Rafferty returned to his throne and beamed at her. ‘Now, then. Perhaps we can start with your early-morning routine? You said you always woke Mrs Egerton with a cup of tea at seven-thirty?’
‘That's right. Always liked her tea at seven-thirty sharp. Always had to be Earl Grey.’
‘A lady of regular habits.’
‘Yes. My la– Mrs Egerton was always disciplined. She learned it from her time in the theatre.’
‘Yes, you said she had been an actress. Can you tell me more about her life then?’
‘Yes. We both worked for the same repertory company. I was just starting out and had landed a job as an assistant stage manager. My lady, of course, with her looks, had starring roles, Lady Macbeth. Juliet and Guinevere when she was younger, before I joined the company. She was so beautiful. Still was, even when I first knew her when she was in her forties. Everyone said so.’
‘And what happened when you brought her tea?’
‘That's when I – that's when I found her. Dead she was. Been dead for hours from the look of her.’
‘What do you mean?’
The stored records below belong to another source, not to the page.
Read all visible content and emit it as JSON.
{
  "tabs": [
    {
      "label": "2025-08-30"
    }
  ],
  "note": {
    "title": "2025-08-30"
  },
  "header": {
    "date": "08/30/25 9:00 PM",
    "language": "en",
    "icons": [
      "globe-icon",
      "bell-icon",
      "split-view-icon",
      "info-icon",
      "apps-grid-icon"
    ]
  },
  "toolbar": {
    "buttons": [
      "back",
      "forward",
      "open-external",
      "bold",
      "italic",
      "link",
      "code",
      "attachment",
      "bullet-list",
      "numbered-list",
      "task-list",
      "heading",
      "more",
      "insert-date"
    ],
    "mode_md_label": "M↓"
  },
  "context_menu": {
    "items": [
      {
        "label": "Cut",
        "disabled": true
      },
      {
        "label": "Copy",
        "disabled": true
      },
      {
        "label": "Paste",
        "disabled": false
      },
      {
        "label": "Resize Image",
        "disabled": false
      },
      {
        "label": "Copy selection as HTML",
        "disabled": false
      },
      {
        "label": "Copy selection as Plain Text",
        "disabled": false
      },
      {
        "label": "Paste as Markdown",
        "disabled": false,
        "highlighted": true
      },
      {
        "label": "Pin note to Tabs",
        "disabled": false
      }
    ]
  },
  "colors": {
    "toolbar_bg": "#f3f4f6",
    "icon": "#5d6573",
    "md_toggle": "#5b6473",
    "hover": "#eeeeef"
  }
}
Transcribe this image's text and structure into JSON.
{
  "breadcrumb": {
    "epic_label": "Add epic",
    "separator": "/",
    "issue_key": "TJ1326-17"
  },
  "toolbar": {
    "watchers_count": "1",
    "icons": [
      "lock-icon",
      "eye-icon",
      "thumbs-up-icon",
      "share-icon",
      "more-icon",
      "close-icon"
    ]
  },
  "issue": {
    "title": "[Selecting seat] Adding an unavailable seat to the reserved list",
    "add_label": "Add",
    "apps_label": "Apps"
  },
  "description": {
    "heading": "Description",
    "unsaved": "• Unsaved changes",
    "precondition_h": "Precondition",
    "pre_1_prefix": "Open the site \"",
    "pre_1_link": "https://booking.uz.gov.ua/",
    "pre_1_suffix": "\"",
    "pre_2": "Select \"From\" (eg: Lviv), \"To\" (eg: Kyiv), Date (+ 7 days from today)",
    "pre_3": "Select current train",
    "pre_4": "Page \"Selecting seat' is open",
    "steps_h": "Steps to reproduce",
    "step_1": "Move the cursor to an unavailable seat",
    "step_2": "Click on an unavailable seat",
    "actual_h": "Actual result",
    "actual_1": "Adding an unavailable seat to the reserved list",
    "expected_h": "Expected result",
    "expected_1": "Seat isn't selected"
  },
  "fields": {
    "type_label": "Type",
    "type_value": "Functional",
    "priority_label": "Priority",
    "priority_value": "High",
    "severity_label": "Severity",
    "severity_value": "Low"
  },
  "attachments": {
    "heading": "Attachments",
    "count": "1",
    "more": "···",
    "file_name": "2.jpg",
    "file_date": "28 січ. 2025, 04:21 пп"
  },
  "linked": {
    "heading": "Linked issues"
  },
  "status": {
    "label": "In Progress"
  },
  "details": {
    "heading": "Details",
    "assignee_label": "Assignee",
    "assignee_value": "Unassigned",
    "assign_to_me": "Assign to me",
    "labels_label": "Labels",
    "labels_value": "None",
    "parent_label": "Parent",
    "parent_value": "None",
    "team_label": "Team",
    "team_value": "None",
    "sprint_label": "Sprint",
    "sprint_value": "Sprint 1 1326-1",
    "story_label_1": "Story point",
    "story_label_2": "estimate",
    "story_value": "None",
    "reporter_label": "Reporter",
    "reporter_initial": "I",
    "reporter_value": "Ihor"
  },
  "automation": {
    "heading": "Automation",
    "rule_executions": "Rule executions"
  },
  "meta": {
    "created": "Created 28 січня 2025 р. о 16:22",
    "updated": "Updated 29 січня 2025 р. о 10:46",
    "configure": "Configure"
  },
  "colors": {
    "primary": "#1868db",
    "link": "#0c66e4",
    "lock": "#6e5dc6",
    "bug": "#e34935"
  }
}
‘She was stiff. I was so surprised when she didn't give me a morning greeting as she always did that I looked properly at her. I shook her shoulder and when she still didn't respond, I took her hand. It was as stiff as a board.’ She broke off and wiped her eyes with a beautifully laundered white handkerchief which she took from the sleeve of her surprising red dress. ‘How can she be gone? How can she have gone and left me? Inseparable we were, from when we first met. She's been part of my life for half a century. To think–’
‘It must be difficult for you.’ Rafferty paused, then asked, ‘And after you had discovered that Mrs Egerton was dead? What did you do then?’
‘I closed her eyes and then went down to the kitchen and told the family.’
‘They were all in the kitchen?’
‘Yes. The family always breakfast in the kitchen. As you saw, it's a large room and their presence at the table doesn't disturb my own work. Today should have been a work day, so they were all there, having their breakfast. All of them apart from my husband. We have a flat over the garage – what was the old stables. He was there, just about to begin his duties in the garden and didn't know what had happened until I rang through.’
‘How did the family take it?’
‘They didn't believe me. They didn't believe that my lady had been murdered.’
‘And what made you think that she had been murdered?’ There had been nothing that would have immediately alerted me, Rafferty thought ruefully.
Dahlia Sullivan hesitated for a few seconds, then told him in a rush, ‘Her arms were up by her head as if she was fighting someone off. She never slept like that. Her water glass had been knocked over and righted again.’
‘Perhaps she'd just drunk it all, feeling thirsty in the night?’